This seems to be a recurring theme — desiring control over things, but ultimately needing to cede that control.

Yeah. You can make yourself really panicked about your lack of control, or you can accept that you’re not capable of being in control, and that frees you up to focus on one thing at a time. It’s self-defeating to try to constantly wrangle the whole system and all the variables at once.

I think that’s one of the challenges of product design in general — there are a lot of branching decisions, and you’re trying to hold a lot of interdependent decisions in state at once so that you can see the whole thing. Everything is interconnected, and you’re not always aware, immediately, of what the second and third order effects are of a decision. The whole of it can never be visible to you. You have to just focus on a smaller subset of the system, make that tiny part better, and have trust in the rest of the larger system.

How would you define success?

I don’t really believe in any universal definition of success — I can only really evaluate it on a micro basis. Did I get something out of this project that was commensurate to the effort I put in?

With Rdio shutting down recently, I’ve had the chance to think about projects I’ve worked on in the past that haven’t lasted, and whether, if I had to do it again, I would invest as much effort in them, knowing how they’d turn out. And for the most part, I would — I’d fight the same battles I fought, I’d spend the same long hours working as I did. I think there are just certain things that I value, and that I want more of in the world, and I’m happy to continue putting effort into those things. Even if that means spending the rest of my career working on things that only reach a small number of people. I’m okay with that now.

Finally: legacy was something you talked about in When We Build, and something that’s come up in some of your other writing. How do you want to be remembered?

It’s not something that’s been on my mind as much lately. When I was writing and developing When We Build, I was thinking about it a lot more. My father had just died — he’d spent his life writing books. He was relatively young — in his sixties — and still in the middle of a productive career: he was working on a book when he died. As he was getting sicker, and less capable of writing, he struggled a lot with whether or not it was worth spending that effort on creating something, when his energy was so limited. He questioned if the world really needed another book from him — if it brought any value to the world. And I think that caused him to think through his whole career — was any of it worthwhile? Did any of it matter? Did any of it have an impact?

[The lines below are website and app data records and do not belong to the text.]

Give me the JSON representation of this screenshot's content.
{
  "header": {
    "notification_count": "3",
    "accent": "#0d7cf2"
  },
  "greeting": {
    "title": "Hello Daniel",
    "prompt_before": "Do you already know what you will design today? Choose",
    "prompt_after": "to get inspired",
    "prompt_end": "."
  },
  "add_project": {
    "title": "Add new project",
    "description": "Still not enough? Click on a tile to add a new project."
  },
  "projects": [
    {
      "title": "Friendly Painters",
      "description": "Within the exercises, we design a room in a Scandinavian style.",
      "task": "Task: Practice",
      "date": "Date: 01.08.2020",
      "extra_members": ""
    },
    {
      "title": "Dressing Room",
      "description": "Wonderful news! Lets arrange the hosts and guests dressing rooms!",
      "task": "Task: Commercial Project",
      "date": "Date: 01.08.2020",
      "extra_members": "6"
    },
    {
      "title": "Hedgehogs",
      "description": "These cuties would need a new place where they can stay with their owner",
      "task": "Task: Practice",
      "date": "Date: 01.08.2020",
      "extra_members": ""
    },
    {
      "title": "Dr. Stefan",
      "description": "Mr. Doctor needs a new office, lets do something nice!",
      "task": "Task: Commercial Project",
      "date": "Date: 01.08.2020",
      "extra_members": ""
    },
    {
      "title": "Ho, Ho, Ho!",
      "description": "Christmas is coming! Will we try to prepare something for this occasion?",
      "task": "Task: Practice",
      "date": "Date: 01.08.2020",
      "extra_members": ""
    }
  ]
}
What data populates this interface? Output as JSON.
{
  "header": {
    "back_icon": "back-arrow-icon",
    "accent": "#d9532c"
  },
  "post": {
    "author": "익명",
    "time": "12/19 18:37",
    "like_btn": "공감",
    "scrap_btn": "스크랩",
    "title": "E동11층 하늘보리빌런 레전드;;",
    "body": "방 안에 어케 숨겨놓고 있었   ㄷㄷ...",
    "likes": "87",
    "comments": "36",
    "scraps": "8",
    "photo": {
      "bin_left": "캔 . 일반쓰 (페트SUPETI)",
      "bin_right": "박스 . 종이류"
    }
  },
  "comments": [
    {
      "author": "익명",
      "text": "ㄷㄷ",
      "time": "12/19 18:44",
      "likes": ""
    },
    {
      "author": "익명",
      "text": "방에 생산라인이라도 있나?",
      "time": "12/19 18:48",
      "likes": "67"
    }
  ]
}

That really gave me pause at the time — to see someone I was so close to still have the same question at the end that I have at the beginning. That we all have. Is this worthwhile? I think it’s easy when you’re younger to look forward and assume that it will be. By the end, it will have been worthwhile. That you’re investing in your future, and in your future, you’ll do something that will be your legacy.

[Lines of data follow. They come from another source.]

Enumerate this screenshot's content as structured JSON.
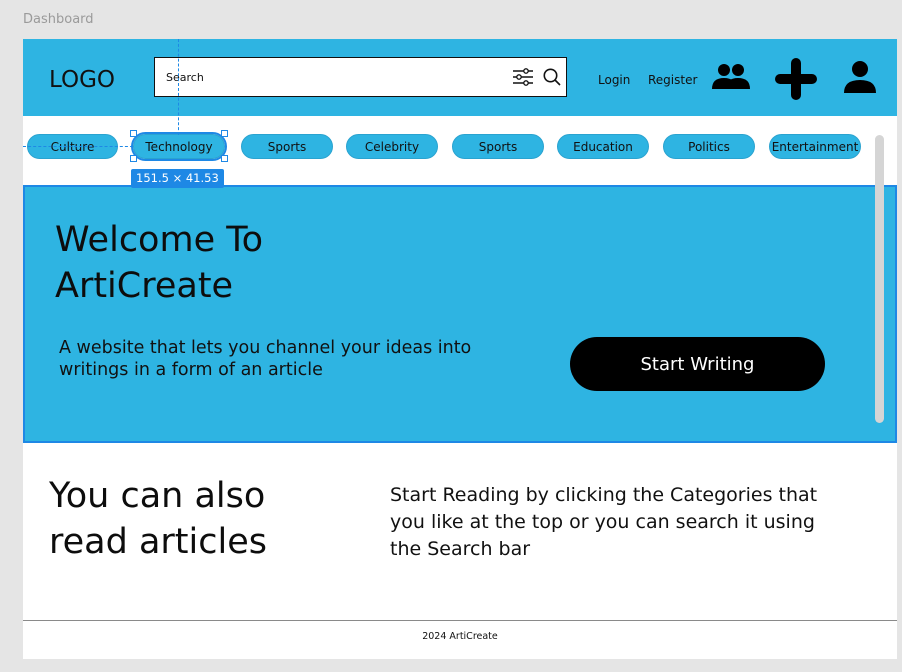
{
  "frame_label": "Dashboard",
  "header": {
    "logo": "LOGO",
    "search_text": "Search",
    "login": "Login",
    "register": "Register"
  },
  "categories": [
    "Culture",
    "Technology",
    "Sports",
    "Celebrity",
    "Sports",
    "Education",
    "Politics",
    "Entertainment"
  ],
  "selection": {
    "dimensions": "151.5 × 41.53"
  },
  "hero": {
    "title_line1": "Welcome To",
    "title_line2": "ArtiCreate",
    "subtitle": "A website that lets you channel your ideas into writings in a form of an article",
    "cta": "Start Writing"
  },
  "read": {
    "title_line1": "You can also",
    "title_line2": "read articles",
    "text": "Start Reading by clicking the Categories that you like at the top or you can search it using the Search bar"
  },
  "footer": {
    "text": "2024 ArtiCreate"
  },
  "colors": {
    "brand": "#2eb4e2",
    "selection": "#1e88e5",
    "cta_bg": "#000000"
  },
  "icons": [
    "filter-icon",
    "search-icon",
    "user-group-icon",
    "plus-icon",
    "account-icon"
  ]
}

That experience really changed how I think about my legacy. I’m now trying not to look forward to something I’ll do in the future as what I’ll be remembered for, and instead just focus on whatever is in front of me right now. The bounds of my legacy is that I put the best into whatever was in front of me. There are two ways to do the work: the right way, or not at all.

Interview date: March 10th, 2016
Images: Filly Campbell, Internet Archive

Wilson Miner

You might like…

Engaging the Senses

with Samin Nosrat

Unearthing Questions

with Susan Carey

Running Towards

with Ky Anderson

Always Poetry, Always Play

with Kath Bloom